German physician; son of Dr. Abraham Bing of Bingen, and son-in-law of the well-known physician and scholar Joseph Solomon del Medigo; born about the year 1615. In his boyhood he attended the colleges of the Jesuits in Mayence and Prague to learn Latin and other languages; and then devoted himself to the study of medicine, first under the tutorship of Del Medigo, and finally in the University of Padua, where he received the degrees of doctor of philosophy and of medicine. Upon the departure of his father-in-law, Del Medigo, from Frankfort-on-the-Main for Prague, in 1645, Bing applied to the authorities of Frankfort for permission to succeed him as physician of the Jewish quarters. After considerable trouble—being a graduate from the University of Padua he refused to be reexamined as requested by the authorities—he obtained the necessary permission, and practised medicine among both Jews and Christians. But, like the other Jewish physicians, he suffered from the ill will of his rivals. In 1653 he was accused of having caused the death of one of his Christian patients by injurious drugs. In consequence of this accusation the practise of Jewish physicians was limited to the Jewish quarter.

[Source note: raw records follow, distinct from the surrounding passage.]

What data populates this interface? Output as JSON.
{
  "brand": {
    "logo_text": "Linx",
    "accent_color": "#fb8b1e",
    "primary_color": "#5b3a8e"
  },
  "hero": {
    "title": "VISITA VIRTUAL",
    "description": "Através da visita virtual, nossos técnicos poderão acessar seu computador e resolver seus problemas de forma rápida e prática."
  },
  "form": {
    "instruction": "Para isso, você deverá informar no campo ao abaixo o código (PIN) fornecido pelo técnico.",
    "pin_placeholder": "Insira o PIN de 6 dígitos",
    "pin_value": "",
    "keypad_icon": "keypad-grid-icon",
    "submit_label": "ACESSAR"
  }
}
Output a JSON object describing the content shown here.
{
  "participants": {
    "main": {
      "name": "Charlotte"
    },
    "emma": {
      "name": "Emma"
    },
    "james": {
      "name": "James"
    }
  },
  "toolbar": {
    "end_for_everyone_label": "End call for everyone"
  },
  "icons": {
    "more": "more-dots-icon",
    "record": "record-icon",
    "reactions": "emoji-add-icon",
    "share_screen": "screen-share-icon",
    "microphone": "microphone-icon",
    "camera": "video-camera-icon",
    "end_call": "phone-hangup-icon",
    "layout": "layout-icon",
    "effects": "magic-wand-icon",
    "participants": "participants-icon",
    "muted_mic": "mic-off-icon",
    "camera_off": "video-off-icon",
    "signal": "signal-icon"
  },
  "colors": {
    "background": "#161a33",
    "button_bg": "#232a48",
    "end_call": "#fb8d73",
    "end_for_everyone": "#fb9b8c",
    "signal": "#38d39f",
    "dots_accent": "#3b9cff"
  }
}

- R. Landau, Geschichte der Jüdischen Aerzte, p. 116;
- M. Horovitz, Jüdische Aerzte in Frankfurt-am-Main, pp. 25-29;
- Aaron Friedenwald, Jewish Physicians, in Publications of Gratz College, Philadelphia, 1897, p. 163.